Which of the lines below include "iMac"? Each one should be copied out.

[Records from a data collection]
==*==

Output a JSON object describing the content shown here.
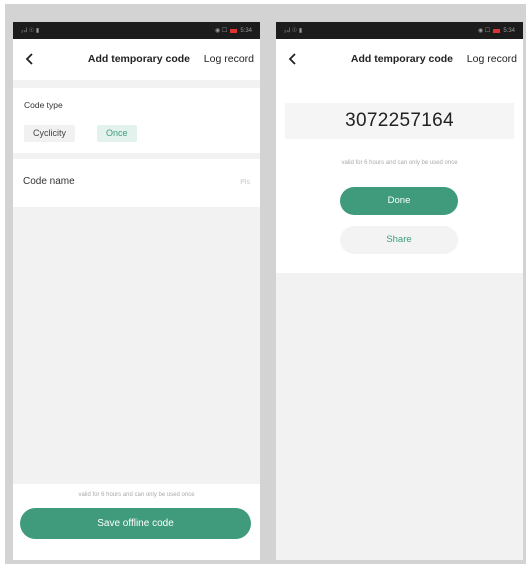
{
  "status_bar": {
    "left": "₂₄l ☉ ▮",
    "right": "◉ ☐",
    "time": "5:34"
  },
  "left_screen": {
    "title": "Add temporary code",
    "action": "Log record",
    "code_type": {
      "label": "Code type",
      "options": [
        "Cyclicity",
        "Once"
      ],
      "selected": "Once"
    },
    "code_name": {
      "label": "Code name",
      "placeholder": "Pls"
    },
    "note": "valid for 6 hours and can only be used once",
    "save_label": "Save offline code"
  },
  "right_screen": {
    "title": "Add temporary code",
    "action": "Log record",
    "code": "3072257164",
    "note": "valid for 6 hours and can only be used once",
    "done_label": "Done",
    "share_label": "Share"
  },
  "colors": {
    "accent": "#3f9b7c",
    "accent_light": "#e3f2ec",
    "background": "#f2f2f2",
    "frame": "#d3d3d3"
  },
  "icons": {
    "back": "chevron-left-icon"
  }
}
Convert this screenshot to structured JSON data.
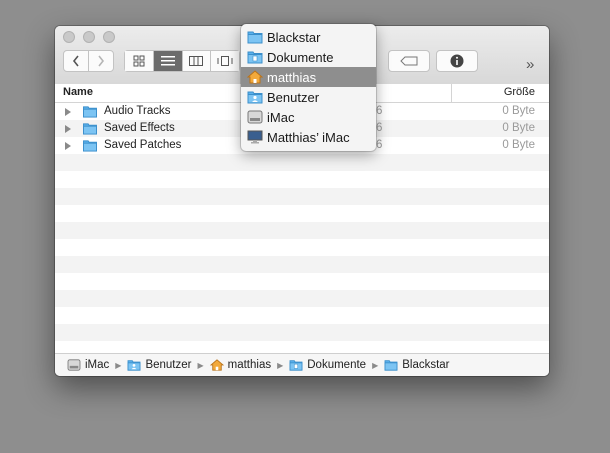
{
  "window": {
    "columns": {
      "name": "Name",
      "size": "Größe"
    },
    "rows": [
      {
        "name": "Audio Tracks",
        "date_fragment": "6",
        "size": "0 Byte"
      },
      {
        "name": "Saved Effects",
        "date_fragment": "6",
        "size": "0 Byte"
      },
      {
        "name": "Saved Patches",
        "date_fragment": "6",
        "size": "0 Byte"
      }
    ],
    "toolbar": {
      "overflow": "»"
    }
  },
  "path_bar": [
    "iMac",
    "Benutzer",
    "matthias",
    "Dokumente",
    "Blackstar"
  ],
  "path_menu": {
    "items": [
      {
        "label": "Blackstar",
        "icon": "folder-icon"
      },
      {
        "label": "Dokumente",
        "icon": "documents-folder-icon"
      },
      {
        "label": "matthias",
        "icon": "home-folder-icon",
        "selected": true
      },
      {
        "label": "Benutzer",
        "icon": "users-folder-icon"
      },
      {
        "label": "iMac",
        "icon": "hard-drive-icon"
      },
      {
        "label": "Matthias’ iMac",
        "icon": "computer-icon"
      }
    ]
  },
  "colors": {
    "accent_folder": "#5ab1ec",
    "selection": "#8e8e8e"
  }
}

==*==

#### WORKED SOLUTION
    "iMac",
        "label": "iMac",
        "label": "Matthias’ iMac",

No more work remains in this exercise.